▶ Task requirements
Copy each line below in which the word "this" occurs.

════════

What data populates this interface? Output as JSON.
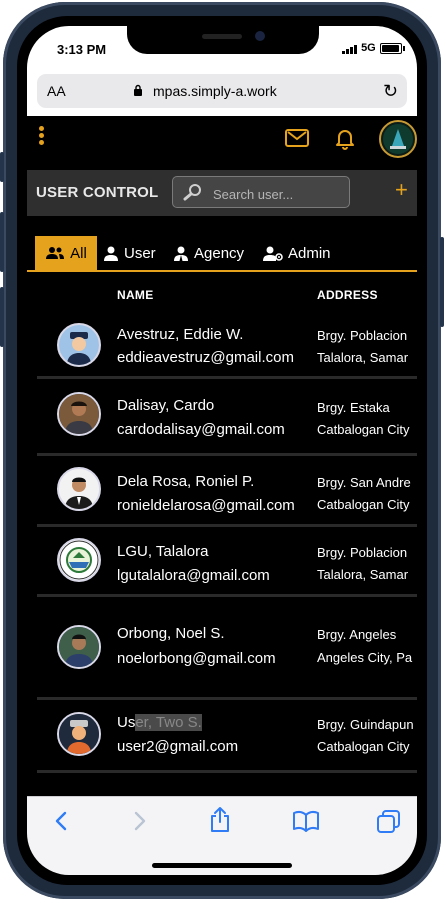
{
  "status_bar": {
    "time": "3:13 PM",
    "network": "5G"
  },
  "browser": {
    "text_size": "AA",
    "url": "mpas.simply-a.work"
  },
  "control": {
    "title": "USER CONTROL",
    "search_placeholder": "Search user..."
  },
  "tabs": [
    {
      "label": "All",
      "icon": "users-group-icon",
      "active": true
    },
    {
      "label": "User",
      "icon": "user-icon",
      "active": false
    },
    {
      "label": "Agency",
      "icon": "agency-user-icon",
      "active": false
    },
    {
      "label": "Admin",
      "icon": "admin-user-gear-icon",
      "active": false
    }
  ],
  "table": {
    "headers": {
      "name": "NAME",
      "address": "ADDRESS"
    },
    "rows": [
      {
        "name": "Avestruz, Eddie W.",
        "email": "eddieavestruz@gmail.com",
        "address_line1": "Brgy. Poblacion",
        "address_line2": "Talalora, Samar"
      },
      {
        "name": "Dalisay, Cardo",
        "email": "cardodalisay@gmail.com",
        "address_line1": "Brgy. Estaka",
        "address_line2": "Catbalogan City"
      },
      {
        "name": "Dela Rosa, Roniel P.",
        "email": "ronieldelarosa@gmail.com",
        "address_line1": "Brgy. San Andre",
        "address_line2": "Catbalogan City"
      },
      {
        "name": "LGU, Talalora",
        "email": "lgutalalora@gmail.com",
        "address_line1": "Brgy. Poblacion",
        "address_line2": "Talalora, Samar"
      },
      {
        "name": "Orbong, Noel S.",
        "email": "noelorbong@gmail.com",
        "address_line1": "Brgy. Angeles",
        "address_line2": "Angeles City, Pa"
      },
      {
        "name_part1": "Us",
        "name_part2": "er, Two S.",
        "email": "user2@gmail.com",
        "address_line1": "Brgy. Guindapun",
        "address_line2": "Catbalogan City"
      }
    ]
  },
  "colors": {
    "accent": "#e5a21c",
    "background": "#000000",
    "control_bar": "#2f2f2f",
    "browser_blue": "#2f7cf6"
  }
}
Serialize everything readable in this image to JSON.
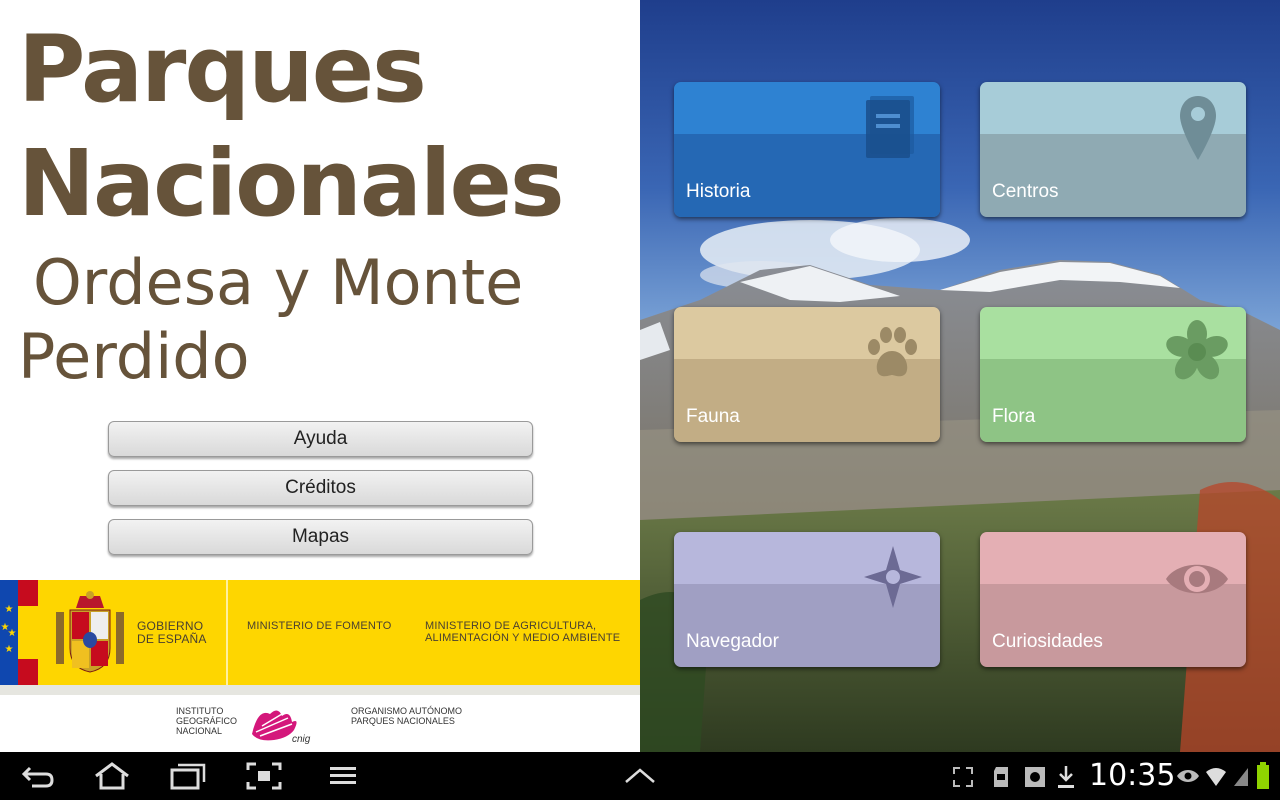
{
  "title": {
    "line1": "Parques",
    "line2": "Nacionales"
  },
  "subtitle": {
    "line1": "Ordesa y Monte",
    "line2": "Perdido"
  },
  "menu": {
    "help": "Ayuda",
    "credits": "Créditos",
    "maps": "Mapas"
  },
  "gov_logos": {
    "gobierno": [
      "GOBIERNO",
      "DE ESPAÑA"
    ],
    "fomento": "MINISTERIO DE FOMENTO",
    "agricultura": [
      "MINISTERIO DE AGRICULTURA,",
      "ALIMENTACIÓN Y MEDIO AMBIENTE"
    ],
    "ign": [
      "INSTITUTO",
      "GEOGRÁFICO",
      "NACIONAL"
    ],
    "cnig": "cnig",
    "oapn": [
      "ORGANISMO AUTÓNOMO",
      "PARQUES NACIONALES"
    ]
  },
  "tiles": [
    {
      "label": "Historia",
      "icon": "book-icon",
      "color_top": "#2e82d2",
      "color_bottom": "#2568b4"
    },
    {
      "label": "Centros",
      "icon": "location-pin-icon",
      "color_top": "#a7ccd8",
      "color_bottom": "#8faab3"
    },
    {
      "label": "Fauna",
      "icon": "paw-icon",
      "color_top": "#dcc9a0",
      "color_bottom": "#c2ad85"
    },
    {
      "label": "Flora",
      "icon": "flower-icon",
      "color_top": "#a9e0a0",
      "color_bottom": "#8ec485"
    },
    {
      "label": "Navegador",
      "icon": "compass-icon",
      "color_top": "#b7b7dc",
      "color_bottom": "#a09fc3"
    },
    {
      "label": "Curiosidades",
      "icon": "eye-icon",
      "color_top": "#e4afb4",
      "color_bottom": "#c8999d"
    }
  ],
  "status_bar": {
    "time": "10:35"
  },
  "colors": {
    "title": "#66533a",
    "gov_yellow": "#fed600",
    "spain_red": "#c60b1e",
    "eu_blue": "#003399"
  }
}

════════

▶ Exercise solution
What data populates this interface? Output as JSON.
Serialize everything readable in this image to JSON.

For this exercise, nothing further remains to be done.